Schools will be required to have as many lockdown drills during the year as they do evacuation drills, under a bill, Senate Bill, 790, filed by Sen. Jeff Brandes, R-St. Petersburg.
On the heels of the Newtown, Conn., school shooting in December, the School Emergency Procedures is intended to prepare students, teachers, and support personnel for potentially dangerous situations at their schools.
The goal is to enact straightforward solutions that can be implemented now to increase safety for our students Brandes stated in a release.
As a military officer I used after-action reports as an invaluable tool to improve my units performance. It is my expectation that this tool will also improve the safety procedures at our educational institutions.
The bill requires that schools have at least as many emergency lockdown drills as they have emergency evacuation drills per year.
Local law enforcement and fire officials would be encouraged to participate in emergency lockdown drills and provide recommended improvements for school safety. Schools would also be required to do post-drill reports to set best practices and identify safety concerns.
No cost estimate has been made on requiring each school district to conduct the drills and accompanying post-report reports.
Currently, Florida school districts spend about $70 million for security, of which most goes into middle and high school resource officers.
Florida School Boards Association Director Wayne Blanton has estimated that additional security demands that have been called for in reaction to Newtown could top $100 million, by bringing in additional officers, cameras and locks.

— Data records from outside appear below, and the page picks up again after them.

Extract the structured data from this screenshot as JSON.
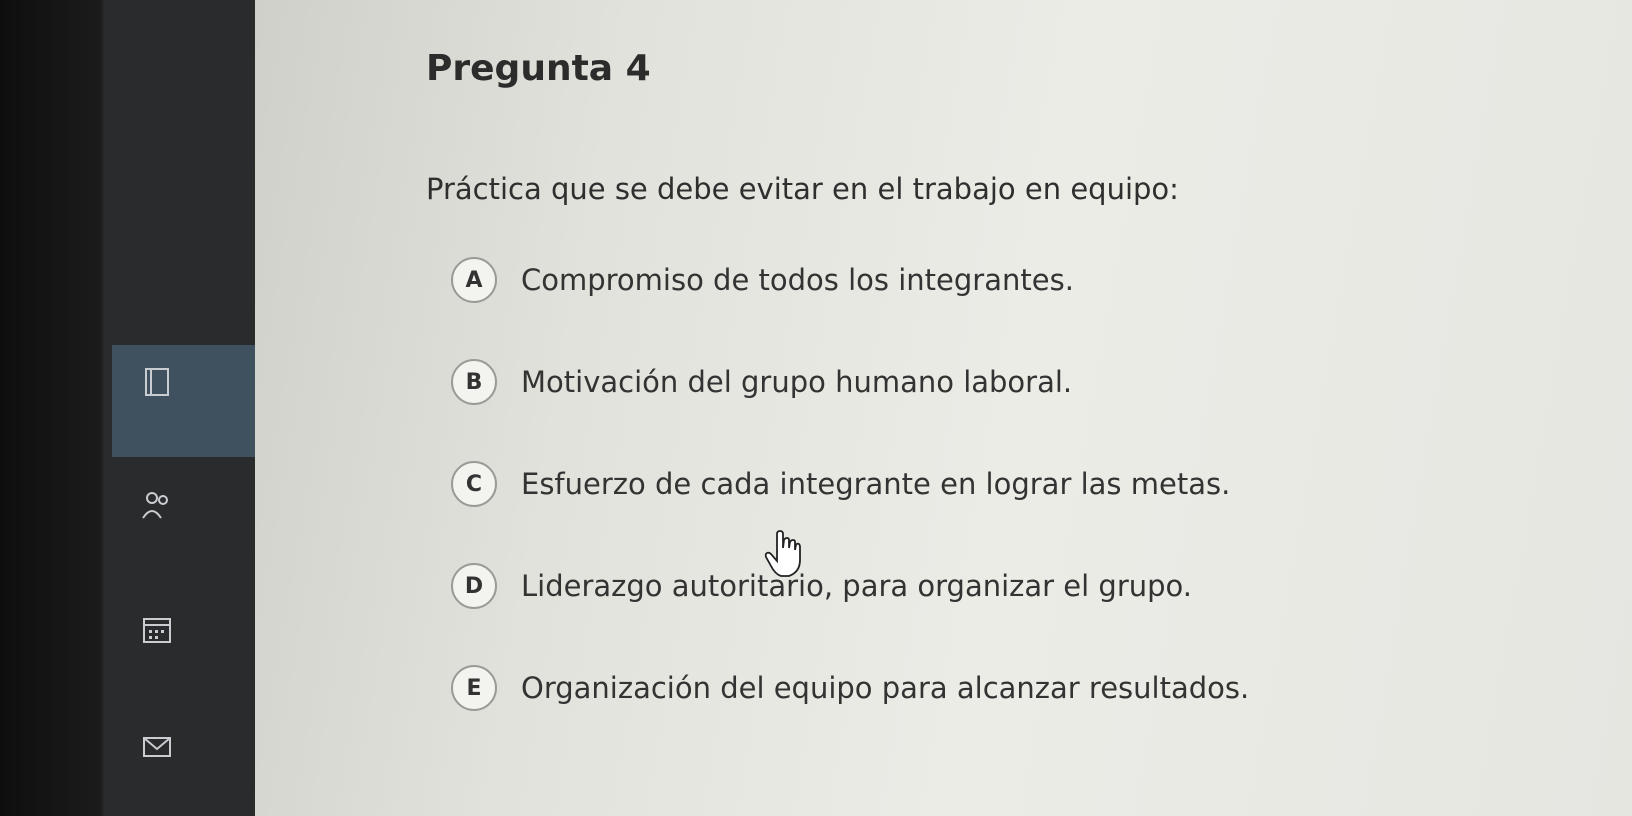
{
  "question": {
    "title": "Pregunta 4",
    "prompt": "Práctica que se debe evitar en el trabajo en equipo:"
  },
  "options": [
    {
      "letter": "A",
      "text": "Compromiso de todos los integrantes."
    },
    {
      "letter": "B",
      "text": "Motivación del grupo humano laboral."
    },
    {
      "letter": "C",
      "text": "Esfuerzo de cada integrante en lograr las metas."
    },
    {
      "letter": "D",
      "text": "Liderazgo autoritario, para organizar el grupo."
    },
    {
      "letter": "E",
      "text": "Organización del equipo para alcanzar resultados."
    }
  ],
  "sidebar": {
    "icons": [
      "bookmark-icon",
      "people-icon",
      "calendar-icon",
      "mail-icon"
    ]
  },
  "colors": {
    "sidebar_active": "#3f505e",
    "content_bg": "#e6e6e1"
  }
}
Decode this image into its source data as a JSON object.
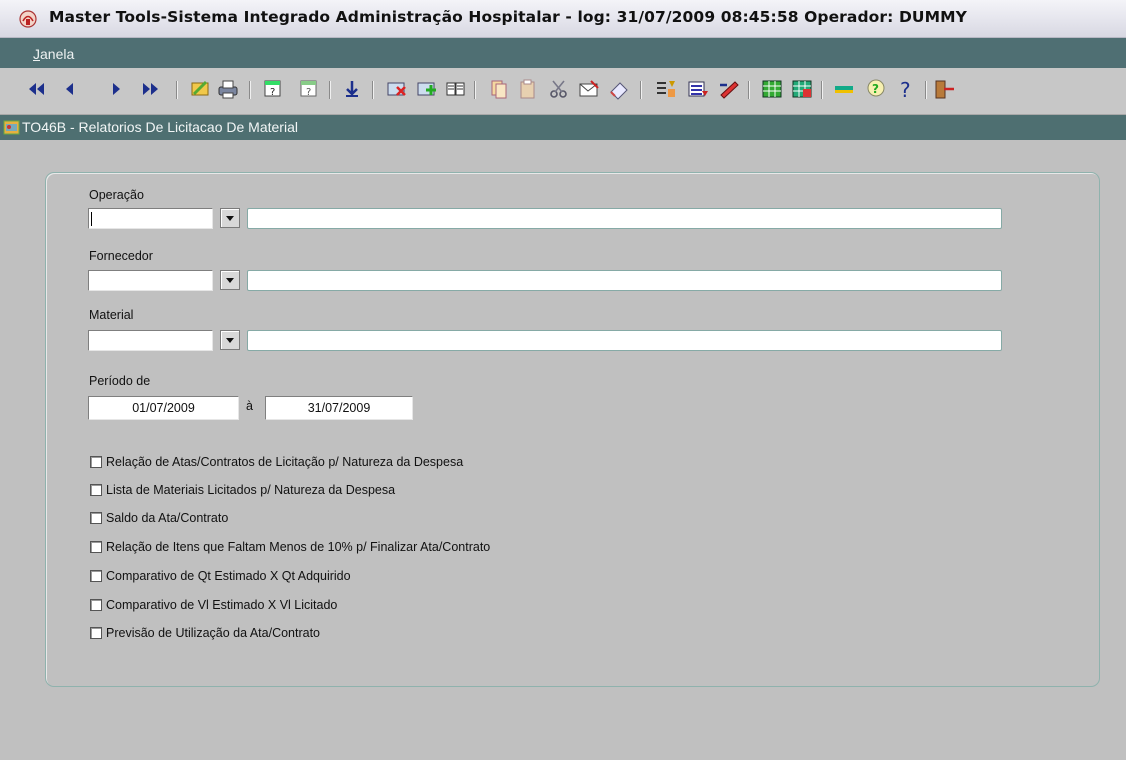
{
  "window": {
    "title": "Master Tools-Sistema Integrado Administração Hospitalar -  log: 31/07/2009 08:45:58 Operador: DUMMY"
  },
  "menu": {
    "items": [
      {
        "first": "J",
        "rest": "anela"
      }
    ]
  },
  "toolbar": {
    "buttons": [
      "first-record-icon",
      "previous-record-icon",
      "next-record-icon",
      "last-record-icon",
      "edit-icon",
      "print-icon",
      "query-icon",
      "execute-query-icon",
      "save-icon",
      "clear-record-icon",
      "insert-record-icon",
      "duplicate-record-icon",
      "copy-icon",
      "paste-icon",
      "cut-icon",
      "mail-icon",
      "eraser-icon",
      "list-icon",
      "list-values-icon",
      "edit-field-icon",
      "grid-icon",
      "grid-alt-icon",
      "color-icon",
      "help-hint-icon",
      "help-icon",
      "exit-icon"
    ]
  },
  "form": {
    "title": "TO46B - Relatorios De Licitacao De Material"
  },
  "fields": {
    "operacao": {
      "label": "Operação",
      "code": "",
      "description": ""
    },
    "fornecedor": {
      "label": "Fornecedor",
      "code": "",
      "description": ""
    },
    "material": {
      "label": "Material",
      "code": "",
      "description": ""
    },
    "periodo": {
      "label": "Período de",
      "from": "01/07/2009",
      "separator": "à",
      "to": "31/07/2009"
    }
  },
  "reports": [
    {
      "label": "Relação de Atas/Contratos de Licitação p/ Natureza da Despesa",
      "checked": false
    },
    {
      "label": "Lista de Materiais Licitados p/ Natureza da Despesa",
      "checked": false
    },
    {
      "label": "Saldo da Ata/Contrato",
      "checked": false
    },
    {
      "label": "Relação de Itens que Faltam Menos de 10% p/ Finalizar Ata/Contrato",
      "checked": false
    },
    {
      "label": "Comparativo de Qt Estimado X Qt Adquirido",
      "checked": false
    },
    {
      "label": "Comparativo de Vl Estimado X Vl Licitado",
      "checked": false
    },
    {
      "label": "Previsão de Utilização da Ata/Contrato",
      "checked": false
    }
  ],
  "colors": {
    "titlebar": "#e6e6ee",
    "menubar": "#4f6f73",
    "form_title": "#4e6f71",
    "background": "#c0c0c0",
    "panel_border": "#8fb2ad"
  }
}
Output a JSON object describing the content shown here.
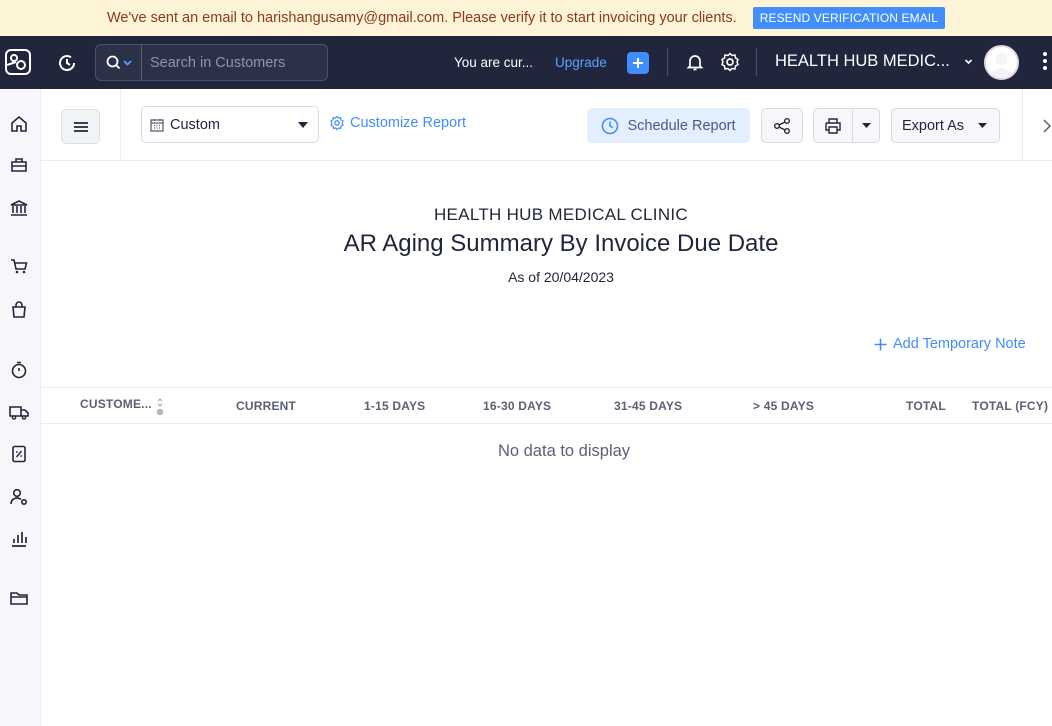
{
  "banner": {
    "message": "We've sent an email to harishangusamy@gmail.com. Please verify it to start invoicing your clients.",
    "button_label": "RESEND VERIFICATION EMAIL"
  },
  "topbar": {
    "search_placeholder": "Search in Customers",
    "trial_text": "You are cur...",
    "upgrade_label": "Upgrade",
    "org_name": "HEALTH HUB MEDIC...",
    "icons": [
      "app-logo-icon",
      "recent-activity-icon",
      "search-icon",
      "chevron-down-icon",
      "plus-icon",
      "bell-icon",
      "gear-icon",
      "avatar",
      "kebab-icon"
    ]
  },
  "sidebar": {
    "items": [
      {
        "name": "home"
      },
      {
        "name": "items"
      },
      {
        "name": "banking"
      },
      {
        "name": "sales"
      },
      {
        "name": "purchases"
      },
      {
        "name": "time-tracking"
      },
      {
        "name": "delivery"
      },
      {
        "name": "tax"
      },
      {
        "name": "accountant"
      },
      {
        "name": "reports"
      },
      {
        "name": "documents"
      }
    ]
  },
  "toolbar": {
    "date_range": "Custom",
    "customize_label": "Customize Report",
    "schedule_label": "Schedule Report",
    "export_label": "Export As"
  },
  "report": {
    "org_name": "HEALTH HUB MEDICAL CLINIC",
    "title": "AR Aging Summary By Invoice Due Date",
    "as_of": "As of 20/04/2023",
    "add_note_label": "Add Temporary Note",
    "columns": [
      "CUSTOME...",
      "CURRENT",
      "1-15 DAYS",
      "16-30 DAYS",
      "31-45 DAYS",
      "> 45 DAYS",
      "TOTAL",
      "TOTAL (FCY)"
    ],
    "empty_message": "No data to display"
  },
  "colors": {
    "accent": "#408dfb",
    "topbar_bg": "#21263c",
    "banner_bg": "#fdf3d7",
    "banner_text": "#8a3b1c"
  }
}
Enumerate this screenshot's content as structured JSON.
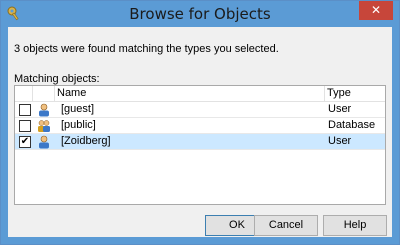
{
  "window": {
    "title": "Browse for Objects",
    "close_label": "✕"
  },
  "dialog": {
    "message": "3 objects were found matching the types you selected.",
    "matching_label": "Matching objects:",
    "columns": {
      "name": "Name",
      "type": "Type"
    },
    "rows": [
      {
        "checked": false,
        "check_glyph": "",
        "name": "[guest]",
        "type": "User",
        "icon": "user-icon",
        "selected": false
      },
      {
        "checked": false,
        "check_glyph": "",
        "name": "[public]",
        "type": "Database role",
        "icon": "role-icon",
        "selected": false
      },
      {
        "checked": true,
        "check_glyph": "✔",
        "name": "[Zoidberg]",
        "type": "User",
        "icon": "user-icon",
        "selected": true
      }
    ],
    "buttons": {
      "ok": "OK",
      "cancel": "Cancel",
      "help": "Help"
    }
  },
  "colors": {
    "titlebar": "#5b9bd5",
    "close": "#c7463a",
    "selected_row": "#cce8ff"
  }
}
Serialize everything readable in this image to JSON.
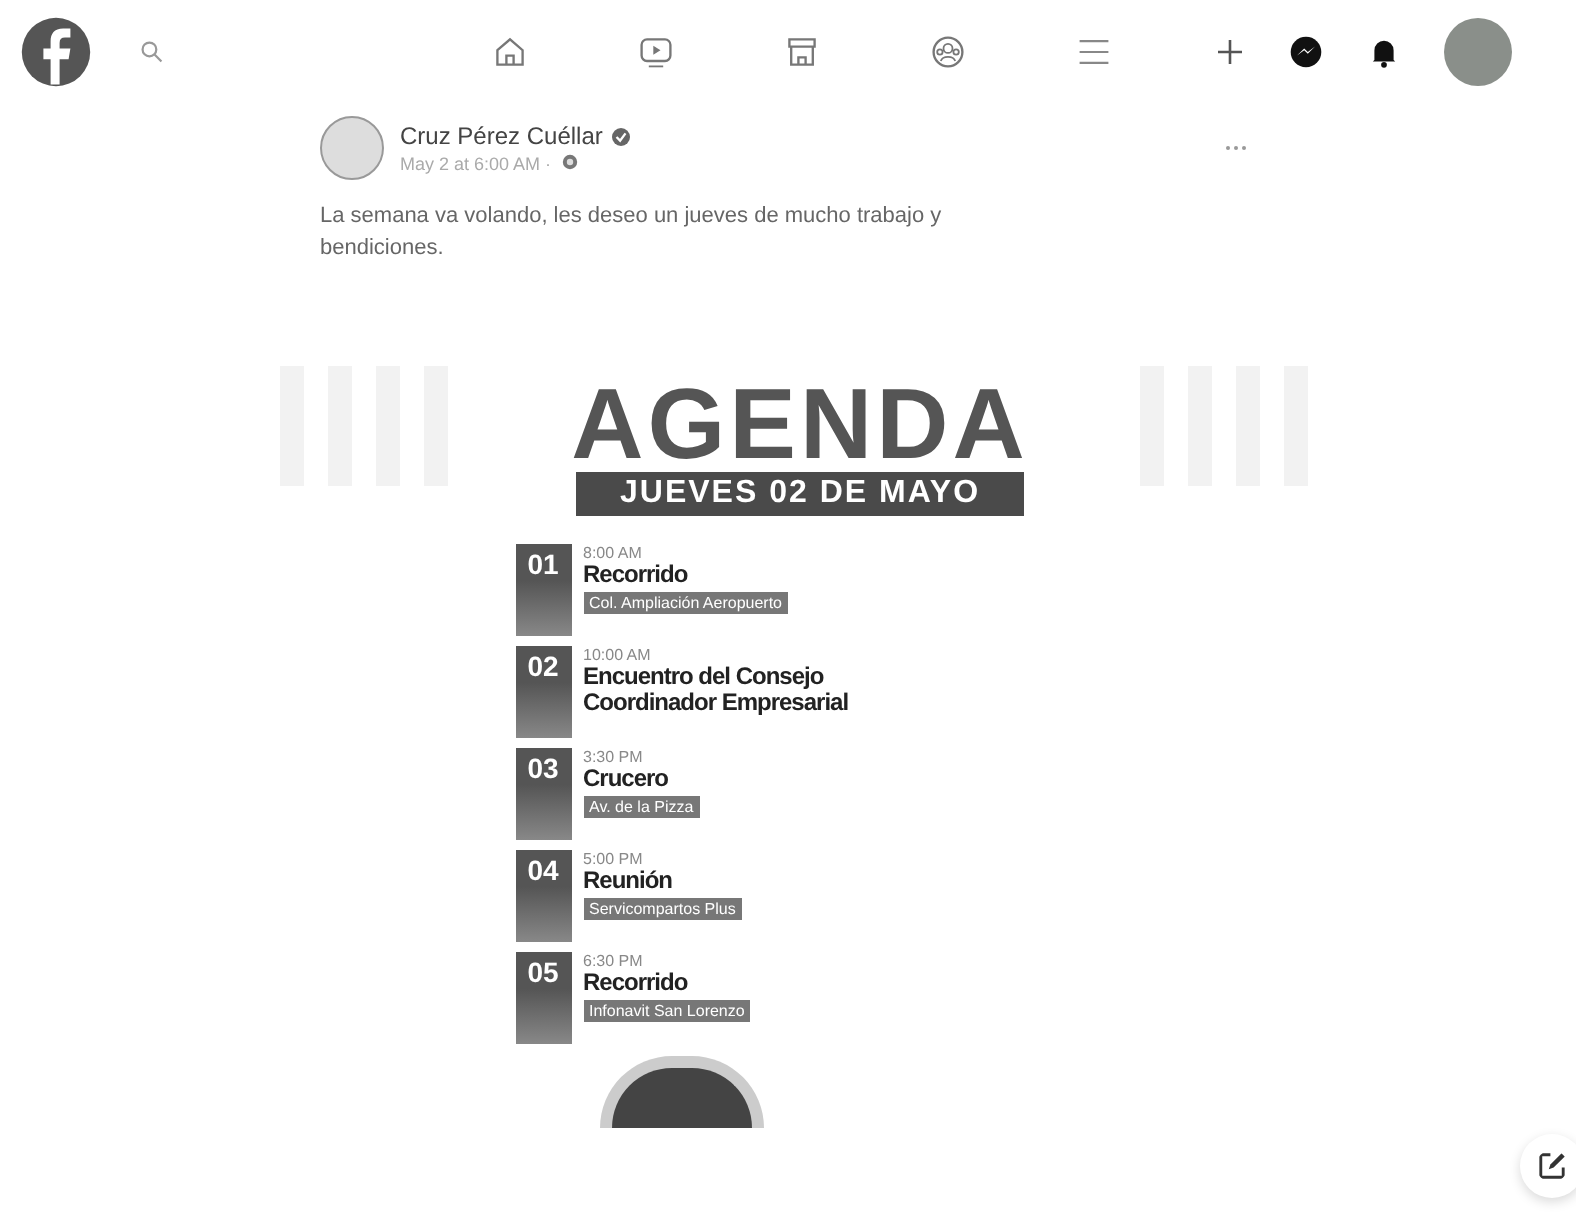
{
  "post": {
    "author": "Cruz Pérez Cuéllar",
    "timestamp": "May 2 at 6:00 AM ·",
    "text": "La semana va volando, les deseo un jueves de mucho trabajo y bendiciones."
  },
  "agenda": {
    "title": "AGENDA",
    "date": "JUEVES 02 DE MAYO",
    "items": [
      {
        "number": "01",
        "time": "8:00 AM",
        "title": "Recorrido",
        "location": "Col. Ampliación Aeropuerto"
      },
      {
        "number": "02",
        "time": "10:00 AM",
        "title": "Encuentro del Consejo Coordinador Empresarial"
      },
      {
        "number": "03",
        "time": "3:30 PM",
        "title": "Crucero",
        "location": "Av. de la Pizza"
      },
      {
        "number": "04",
        "time": "5:00 PM",
        "title": "Reunión",
        "location": "Servicompartos Plus"
      },
      {
        "number": "05",
        "time": "6:30 PM",
        "title": "Recorrido",
        "location": "Infonavit San Lorenzo"
      }
    ]
  }
}
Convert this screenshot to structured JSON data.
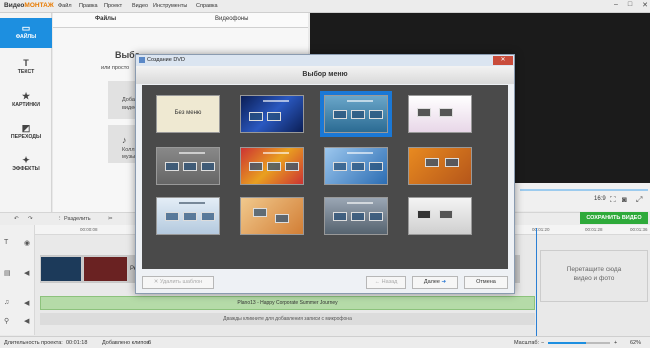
{
  "app": {
    "logo_a": "Видео",
    "logo_b": "МОНТАЖ",
    "menu": [
      "Файл",
      "Правка",
      "Проект",
      "Видео",
      "Инструменты",
      "Справка"
    ]
  },
  "sidebar": [
    {
      "label": "ФАЙЛЫ",
      "icon": "folder-icon"
    },
    {
      "label": "ТЕКСТ",
      "icon": "text-icon"
    },
    {
      "label": "КАРТИНКИ",
      "icon": "star-icon"
    },
    {
      "label": "ПЕРЕХОДЫ",
      "icon": "transition-icon"
    },
    {
      "label": "ЭФФЕКТЫ",
      "icon": "effects-icon"
    }
  ],
  "tabs": [
    "Файлы",
    "Видеофоны"
  ],
  "files": {
    "hint1": "Выбе",
    "hint2": "или просто",
    "card1a": "Добавить",
    "card1b": "видео",
    "card2a": "Колл",
    "card2b": "музы"
  },
  "preview": {
    "ratio": "16:9"
  },
  "toolbar": {
    "split": "Разделить",
    "save": "СОХРАНИТЬ ВИДЕО"
  },
  "ruler": [
    "00:00:08",
    "00:00:16",
    "00:00:24",
    "00:01:12",
    "00:01:20",
    "00:01:28",
    "00:01:36"
  ],
  "timeline": {
    "drop_1": "Перетащите сюда",
    "drop_2": "видео и фото",
    "audio": "Plano13 - Happy Corporate Summer Journey",
    "voice": "Дважды кликните для добавления записи с микрофона",
    "clip_label": "Ре"
  },
  "status": {
    "duration_label": "Длительность проекта:",
    "duration": "00:01:18",
    "clips_label": "Добавлено клипов:",
    "clips": "6",
    "zoom_label": "Масштаб:",
    "zoom": "62%",
    "zoom_fraction": 0.62
  },
  "dialog": {
    "title": "Создание DVD",
    "heading": "Выбор меню",
    "no_menu": "Без меню",
    "thumb_caption": "Заголовок DVD",
    "buttons": {
      "delete": "Удалить шаблон",
      "back": "Назад",
      "next": "Далее",
      "cancel": "Отмена"
    }
  }
}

While legislators continue to discuss how Florida should react to Newtown, Sen. David Simmons, R-Altamont Springs, has said until societys behavior is cleaned up, no amount of prevention, additional cameras, fences, security buzzers, lock-down drills or added security -- armed or unarmed -- will help reduce violence at schools.
Reach Jim Turner at firstname.lastname@example.org or at (772) 215-9889.